Ben Raines, executive director of the nonprofit organization Weeks Bay Foundation
, which "provides assistance and support to the Weeks Bay National Estuarine Research Reserve's goals and programs," discovered the Bald Cypress
forest covering an area of about 0.5 square miles, preserved perfectly for over 50,000 years about 60 feet (18 meters) below the surface of the Gulf of Mexico, in an oxygen-free environment, under layers of ocean sediments, several miles off the coast of Mobile, Alabama.
Raines described the forest as being so well preserved that the trees still smell of fresh Cypress sap. However, he warns that study and exploration of the underwater landscape must commence urgently because wood-burrowing marine mammals could destroy it in a few years.
reports that Raines learned about the site from a friend who owns a dive shop. The dive shop owner told Raines that a local fisherman suspected that something significant was hidden below when he noticed the site teeming with marine life. The fisherman told the dive shop owner about the site who went down to explore and found a forest of Cypress trees.

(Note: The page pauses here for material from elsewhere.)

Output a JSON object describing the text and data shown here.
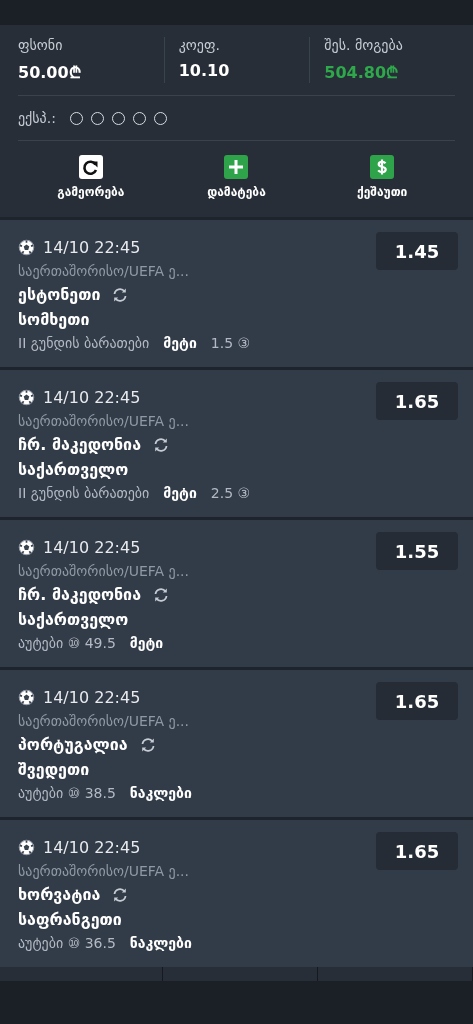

The dive shop owner kept the location of the underwater forest secret for many years because he feared that scuba divers would plunder it. But he finally shared the secret with Raines in 2012. Raines went down with his team of divers and discovered a primeval forest preserved perfectly in pristine condition about 60 feet below the Gulf of Mexico, teeming with marine life. The forest, with its massive trees, served as an artificial reef for fish, sea anemones, crustaceans and other marine creatures that were burrowing into the roots.
Raines told Live Science
: "Swimming around amid these stumps and logs, you just feel like you're in this fairy world."
He says the the forest was likely uncovered by Hurricane Katrina in 2005. According to IScience Times
, the forest was part of an ancient river channel running through the area.
Raines contacted scientists, including Grant Harley at the University of Southern Mississipi, a dendrochronologist
who studies tree rings and is able to use the information to estimate the age of trees. He also contacted geographer Kristine DeLong of Louisiana State University.
Intrigued by Raines' account, the scientists agreed to take a look at the site. According to Live Science
, they created a sonar map of the site and collected some samples for study. Harley determined from the tree rings and through carbon dating that the forest was about 52,000 years old.
Live Science reports Harley said
: "These stumps are so big, they're upwards of two meters in diameter — the size of trucks. They probably contain thousands of growth rings."
The scientists plan to study to the site further and DeLong plans to dive down later in the year.
According to the scientists, the growth rings of the trees could reveal a lot of information about the climate of the region thousands of years back. Of special interest is a period thousands of years ago called the Wisconsin Glacial
The scientists say there are presently seeking grants to enable them conduct a full exploration and study of the forest. They need assistance urgently because the site could deteriorate in a few years, according to Harley in two years.
reports he said: "The longer this wood sits on the bottom of the ocean, the more marine organisms burrow into the wood, which can create hurdles when we are trying to get radiocarbon dates. It can really make the sample undatable, unusable."
Bald Cypress trees
are common in the swamps of southern US and grow up to 120 feet tall. The provide natural barrier and protect the coastline from hurricanes by acting as "Speed bumps." However, extensive logging and draining of the wetlands has removed the natural barrier and exposed cities along the coastline, such as New Orleans, to the full force of hurricane surges.